  • Christy Weiss

    Great article!  I think the reason us creative types are seen as jerks is we don't understand people who refuse to change.

    I work in higher education and I see ways we can improve processes all the time to make things easier and more fun.  Sadly, the older types (aka professors that were considered innovative when they stopped drawing on cave walls), fail to understand that you should always change.  They are happy with the status quo (but the status is not quo), and hate when I bug them until improvements are made. 

  • Liz Christian

    Quite true Christy! I work in higher education as an EA and constantly observe similar attitudes to change or creativity. I have learned though that the H.E world 'appreciates' 'creativity and change' but friend they have an odd way of defining it and no I wouldn't call their version anything close to creativity!

  • Jeff Gates

    You know, I think that's very true. I commented over at Lifehacker, where they posted this story, that I fit this profile perfectly except for the jerk part. But, I must admit, I do get frustrated with people who never adjust to new stimuli. That being said, as a former manager (which I eventually gave up to go back to a more creative endeavor), I learned the "Golden Rule" is wrong. Instead of doing unto others as you'd like done to yourself, if you want to be heard by others you need to learn how to talk to them in ways they will hear you. So, while I feel that the most powerful endeavor a person can undertake is to be creative (no matter what you do), I also feel I should take responsibility to make sure people understand what I'm talking about and that I understand them.

    I spent many years researching contemporary stereotypes of artists in our society and have worked to get artists to be a bit less self-enclosed and prone to follow these stereotypes because they think that's the way artists are.

  • Karenwyld01

    Great article and the title certainly grabbed my attention. I have been known to demonstrate all seven of the above tendencies. Luckily, with age comes learning, so I have tamed some of them - being a creative person is no excuse for being a jerk 24/7. 

    Often we act like jerks because stuff gets in the way, when we would rather be creating. My biggest barrier at the moment is working in a non-creative environment and lacking energy to write when I get home.

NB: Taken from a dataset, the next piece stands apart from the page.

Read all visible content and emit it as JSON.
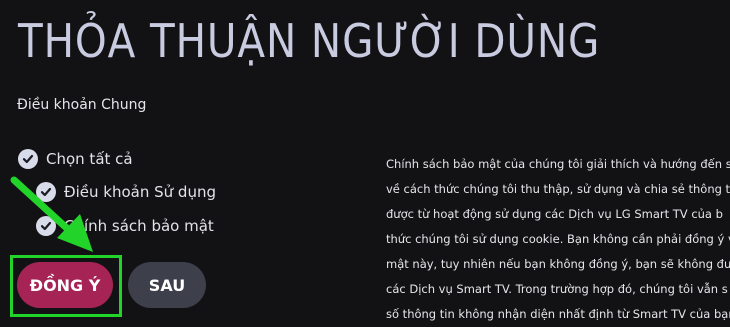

No excuses though (as I say in a recent post), I just need to jump in:
    http://karenwyld.wordpress.com...

  • Robbie Hunt

    It would be really great to get a citation on some of these - especially the being a jerk thing.

    Some people get it when I explain, some don't. It would be neat to just hand someone an science journal with all the parts about why I'm a jerk highlighted.

    Then I can get back to my mind palace more quickly.

  • Eric Pomert

    Ouuuuchhhh!  I hates to admits it, but "prickly" is more than fair to describe me when I go into the creative bubble of silence and a boisterous extrovert wants pop in with an urgent update about the latest episode of Ad Men.